- **GOAL OF THE EXERCISE**
Below are some records. Say in a single number how many of their lines include the word "content".

- **PROVIDED RECORDS**
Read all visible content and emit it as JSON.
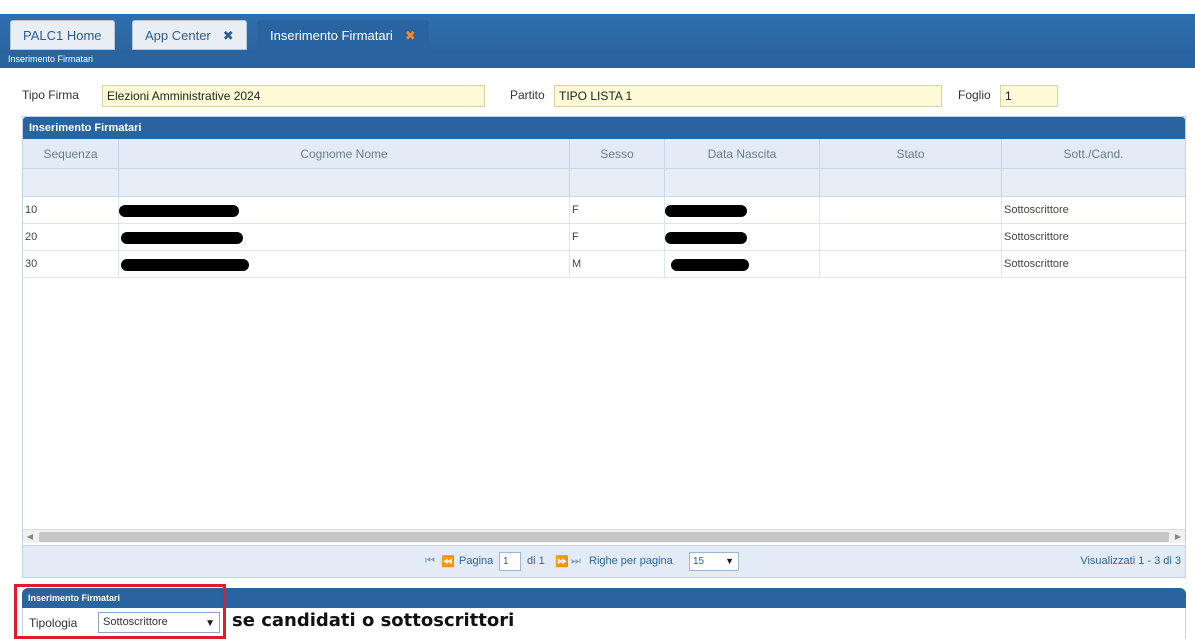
{
  "tabs": [
    {
      "label": "PALC1 Home",
      "closable": false,
      "active": false
    },
    {
      "label": "App Center",
      "close_glyph": "✖",
      "closable": true,
      "active": false
    },
    {
      "label": "Inserimento Firmatari",
      "close_glyph": "✖",
      "closable": true,
      "active": true
    }
  ],
  "subheader": "Inserimento Firmatari",
  "form": {
    "tipo_firma_label": "Tipo Firma",
    "tipo_firma_value": "Elezioni Amministrative 2024",
    "partito_label": "Partito",
    "partito_value": "TIPO LISTA 1",
    "foglio_label": "Foglio",
    "foglio_value": "1"
  },
  "grid": {
    "title": "Inserimento Firmatari",
    "columns": [
      "Sequenza",
      "Cognome Nome",
      "Sesso",
      "Data Nascita",
      "Stato",
      "Sott./Cand."
    ],
    "rows": [
      {
        "sequenza": "10",
        "sesso": "F",
        "stato": "",
        "sott_cand": "Sottoscrittore"
      },
      {
        "sequenza": "20",
        "sesso": "F",
        "stato": "",
        "sott_cand": "Sottoscrittore"
      },
      {
        "sequenza": "30",
        "sesso": "M",
        "stato": "",
        "sott_cand": "Sottoscrittore"
      }
    ],
    "pager": {
      "first_glyph": "⏮",
      "prev_glyph": "⏪",
      "page_label": "Pagina",
      "page_value": "1",
      "of_label": "di 1",
      "next_glyph": "⏩",
      "last_glyph": "⏭",
      "rows_label": "Righe per pagina",
      "rows_value": "15",
      "summary": "Visualizzati 1 - 3 di 3"
    }
  },
  "bottom": {
    "title": "Inserimento Firmatari",
    "tipologia_label": "Tipologia",
    "tipologia_value": "Sottoscrittore",
    "note": "se candidati o sottoscrittori"
  },
  "colors": {
    "header_blue": "#2a64a0",
    "field_yellow": "#fdfbd6",
    "highlight_red": "#e21b2c",
    "close_orange": "#f08a2c"
  }
}
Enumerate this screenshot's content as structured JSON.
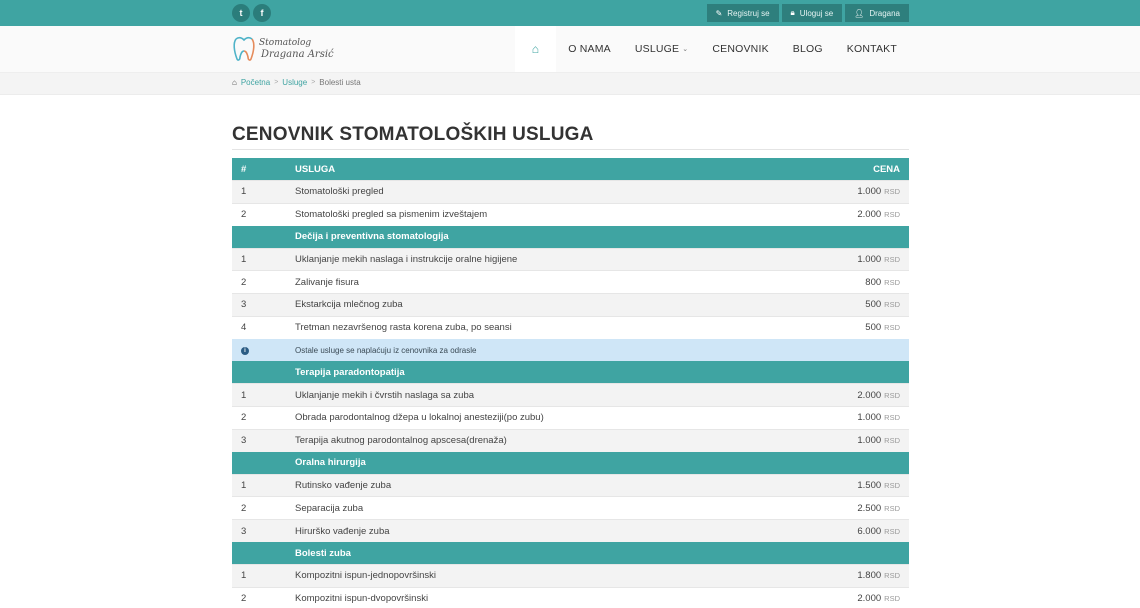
{
  "topbar": {
    "social": [
      {
        "icon": "twitter-icon",
        "glyph": "t"
      },
      {
        "icon": "facebook-icon",
        "glyph": "f"
      }
    ],
    "actions": [
      {
        "icon": "pencil-icon",
        "label": "Registruj se"
      },
      {
        "icon": "lock-icon",
        "label": "Uloguj se"
      },
      {
        "icon": "user-icon",
        "label": "Dragana"
      }
    ]
  },
  "logo": {
    "line1": "Stomatolog",
    "line2": "Dragana Arsić"
  },
  "nav": {
    "items": [
      "O NAMA",
      "USLUGE",
      "CENOVNIK",
      "BLOG",
      "KONTAKT"
    ]
  },
  "breadcrumb": {
    "items": [
      "Početna",
      "Usluge",
      "Bolesti usta"
    ]
  },
  "page": {
    "title": "CENOVNIK STOMATOLOŠKIH USLUGA"
  },
  "table": {
    "headers": {
      "num": "#",
      "service": "USLUGA",
      "price": "CENA"
    },
    "currency": "RSD",
    "rows": [
      {
        "type": "item",
        "num": "1",
        "service": "Stomatološki pregled",
        "price": "1.000"
      },
      {
        "type": "item",
        "num": "2",
        "service": "Stomatološki pregled sa pismenim izveštajem",
        "price": "2.000"
      },
      {
        "type": "category",
        "service": "Dečija i preventivna stomatologija"
      },
      {
        "type": "item",
        "num": "1",
        "service": "Uklanjanje mekih naslaga i instrukcije oralne higijene",
        "price": "1.000"
      },
      {
        "type": "item",
        "num": "2",
        "service": "Zalivanje fisura",
        "price": "800"
      },
      {
        "type": "item",
        "num": "3",
        "service": "Ekstarkcija mlečnog zuba",
        "price": "500"
      },
      {
        "type": "item",
        "num": "4",
        "service": "Tretman nezavršenog rasta korena zuba, po seansi",
        "price": "500"
      },
      {
        "type": "info",
        "service": "Ostale usluge se naplaćuju iz cenovnika za odrasle"
      },
      {
        "type": "category",
        "service": "Terapija paradontopatija"
      },
      {
        "type": "item",
        "num": "1",
        "service": "Uklanjanje mekih i čvrstih naslaga sa zuba",
        "price": "2.000"
      },
      {
        "type": "item",
        "num": "2",
        "service": "Obrada parodontalnog džepa u lokalnoj anesteziji(po zubu)",
        "price": "1.000"
      },
      {
        "type": "item",
        "num": "3",
        "service": "Terapija akutnog parodontalnog apscesa(drenaža)",
        "price": "1.000"
      },
      {
        "type": "category",
        "service": "Oralna hirurgija"
      },
      {
        "type": "item",
        "num": "1",
        "service": "Rutinsko vađenje zuba",
        "price": "1.500"
      },
      {
        "type": "item",
        "num": "2",
        "service": "Separacija zuba",
        "price": "2.500"
      },
      {
        "type": "item",
        "num": "3",
        "service": "Hirurško vađenje zuba",
        "price": "6.000"
      },
      {
        "type": "category",
        "service": "Bolesti zuba"
      },
      {
        "type": "item",
        "num": "1",
        "service": "Kompozitni ispun-jednopovršinski",
        "price": "1.800"
      },
      {
        "type": "item",
        "num": "2",
        "service": "Kompozitni ispun-dvopovršinski",
        "price": "2.000"
      }
    ]
  },
  "colors": {
    "primary": "#3fa4a2",
    "info_bg": "#cfe6f7"
  }
}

- **RESPONSE AREA**
2